Step 2: Focus on Relevant Tasks and Responsibilities
All organizational expenditures correlate with specific tasks and responsibilities. Identify relevant spending targets for tasks that fit management’s focus, and align with the organization’s mission. This is where the “5 Whys” method plays a significant role.
Put on your consultant’s hat and conduct a vertical investigation. First, identify a financial discrepancy (as outlined in the “product returns” example in Step 1). Next, ask those who are responsible a clear, direct investigative question. For example, “Why are product returns increasing above our historical average?” If returns are defective ask, “Why is the product defective?” Continue drilling down with “why” questions until you reach the root cause.
Step 3: Focus on “People” Performance
Successful companies always leverage employee skills, knowledge and growth. And performance frameworks reflect this by integrating “people” elements — employees, customers and society. So, continuing with the case of the product defect, you should ask, “What aspect of the process is causing this defect issue?”
Too often, performance problems stem from a lack of employee involvement, awareness and/or training. Although these issues may not be easy to spot at first, once you begin to sense that a learning intervention may be required, this where your ability to conduct a needs assessment will help define the true cause. You will want to gather sufficient insights from a combination of drill-down conversations, documentation and observation.
Unfortunately, many leaders and consultants still focus on process, rather than people. They may prefer fixing and managing an impersonal “process,” rather than leading and improving people. But process, technology and structure are only part of the performance equation. Unless leaders focus on the human side of performance improvement, results cannot be optimized or sustained.
Bottom Line Benefits
Many learning professionals and performance improvement specialists still avoid financial analysis like the plague.
But ignoring financial outcomes isn’t the answer. Qualitative factors represent only part of the story — and leaders expect more.
A holistic “balanced scorecard” approach leverages your organization’s financial results to identify qualitative improvement opportunities with the most promising business impact. Ultimately, when applied on a continuous basis, this approach can help organizations that react only to poor performance transform into proactive cultures that foster ongoing improvement.

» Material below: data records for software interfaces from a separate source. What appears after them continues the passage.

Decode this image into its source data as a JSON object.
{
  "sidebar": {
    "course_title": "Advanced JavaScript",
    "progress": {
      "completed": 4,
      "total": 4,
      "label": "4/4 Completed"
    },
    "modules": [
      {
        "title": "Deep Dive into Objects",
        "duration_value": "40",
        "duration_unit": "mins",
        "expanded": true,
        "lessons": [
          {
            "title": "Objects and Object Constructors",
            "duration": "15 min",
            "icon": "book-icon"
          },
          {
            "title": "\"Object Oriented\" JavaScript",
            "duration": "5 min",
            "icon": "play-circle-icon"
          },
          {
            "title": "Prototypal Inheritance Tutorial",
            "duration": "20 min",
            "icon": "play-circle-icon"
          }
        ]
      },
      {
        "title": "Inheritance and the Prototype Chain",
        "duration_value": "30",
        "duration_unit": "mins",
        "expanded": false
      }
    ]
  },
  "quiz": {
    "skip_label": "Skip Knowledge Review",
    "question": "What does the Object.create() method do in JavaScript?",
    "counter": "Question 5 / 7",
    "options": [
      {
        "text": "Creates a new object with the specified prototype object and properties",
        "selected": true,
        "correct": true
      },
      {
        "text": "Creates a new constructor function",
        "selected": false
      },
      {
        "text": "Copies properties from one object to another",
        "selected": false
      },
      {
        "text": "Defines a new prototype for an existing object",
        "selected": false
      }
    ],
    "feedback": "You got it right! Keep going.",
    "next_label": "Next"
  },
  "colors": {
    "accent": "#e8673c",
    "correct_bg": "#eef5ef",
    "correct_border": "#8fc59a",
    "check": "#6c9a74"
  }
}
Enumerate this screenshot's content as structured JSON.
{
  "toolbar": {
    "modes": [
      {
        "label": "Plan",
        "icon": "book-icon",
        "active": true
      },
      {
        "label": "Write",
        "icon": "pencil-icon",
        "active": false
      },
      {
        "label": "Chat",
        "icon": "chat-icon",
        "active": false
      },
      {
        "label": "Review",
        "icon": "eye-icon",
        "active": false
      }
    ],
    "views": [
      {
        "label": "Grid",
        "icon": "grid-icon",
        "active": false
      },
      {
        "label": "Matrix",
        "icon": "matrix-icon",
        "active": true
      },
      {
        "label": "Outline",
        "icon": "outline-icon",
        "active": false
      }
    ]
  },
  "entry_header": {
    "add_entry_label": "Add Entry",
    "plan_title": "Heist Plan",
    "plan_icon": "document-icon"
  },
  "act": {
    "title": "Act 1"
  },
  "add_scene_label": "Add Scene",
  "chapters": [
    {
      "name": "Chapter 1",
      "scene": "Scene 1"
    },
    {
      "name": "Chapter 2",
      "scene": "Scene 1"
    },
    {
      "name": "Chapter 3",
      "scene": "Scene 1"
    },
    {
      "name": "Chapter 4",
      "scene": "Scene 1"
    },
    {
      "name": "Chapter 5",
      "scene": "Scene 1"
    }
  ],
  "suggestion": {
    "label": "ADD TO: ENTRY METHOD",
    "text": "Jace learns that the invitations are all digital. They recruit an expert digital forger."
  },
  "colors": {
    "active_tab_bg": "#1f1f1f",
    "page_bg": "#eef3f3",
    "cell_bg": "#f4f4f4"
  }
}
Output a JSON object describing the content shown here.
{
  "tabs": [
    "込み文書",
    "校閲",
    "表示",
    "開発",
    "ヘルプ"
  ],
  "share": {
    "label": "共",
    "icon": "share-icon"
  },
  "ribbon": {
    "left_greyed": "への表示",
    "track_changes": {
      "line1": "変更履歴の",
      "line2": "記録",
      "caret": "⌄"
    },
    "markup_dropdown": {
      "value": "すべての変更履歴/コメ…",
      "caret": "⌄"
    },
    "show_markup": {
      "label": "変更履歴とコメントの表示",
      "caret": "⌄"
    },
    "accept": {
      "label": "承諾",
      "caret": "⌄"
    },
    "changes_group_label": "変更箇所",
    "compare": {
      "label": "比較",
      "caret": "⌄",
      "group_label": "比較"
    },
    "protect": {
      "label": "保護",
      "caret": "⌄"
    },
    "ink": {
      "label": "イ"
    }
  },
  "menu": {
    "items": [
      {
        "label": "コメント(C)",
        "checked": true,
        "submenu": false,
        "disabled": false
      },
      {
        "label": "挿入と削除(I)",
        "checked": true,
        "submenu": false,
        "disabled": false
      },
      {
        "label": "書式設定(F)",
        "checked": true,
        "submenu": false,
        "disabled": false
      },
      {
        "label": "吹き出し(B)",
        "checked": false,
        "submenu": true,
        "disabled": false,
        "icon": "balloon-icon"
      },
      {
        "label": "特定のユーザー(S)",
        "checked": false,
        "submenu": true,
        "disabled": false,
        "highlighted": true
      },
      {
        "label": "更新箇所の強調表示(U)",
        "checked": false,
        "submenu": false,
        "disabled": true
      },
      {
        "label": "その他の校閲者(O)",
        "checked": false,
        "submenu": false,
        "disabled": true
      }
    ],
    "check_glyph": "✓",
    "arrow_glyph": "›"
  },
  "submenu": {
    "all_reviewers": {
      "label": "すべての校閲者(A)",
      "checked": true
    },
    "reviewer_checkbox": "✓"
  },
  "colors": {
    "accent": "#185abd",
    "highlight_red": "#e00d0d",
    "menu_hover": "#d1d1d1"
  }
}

About The Authors: Thanks to our guest contributors, Ajay M. Pangarkar CTDP, CPA, CMA, and Teresa Kirkwood CTDP, founders of CentralKnowledge and LearningSource AMS. They are employee performance management experts, award-wining learning assessment development specialists, and three-time authors who most recently published The Trainer’s Balanced Scorecard: A Complete Resource for Linking Learning to Organizational Strategy. To read more of their insights on learning strategies for today’s business environment, follow their Workforce Revolution blog. Also, you can connect with Ajay on Twitter, on LinkedIn, or by email.
Photo credits: FreeImages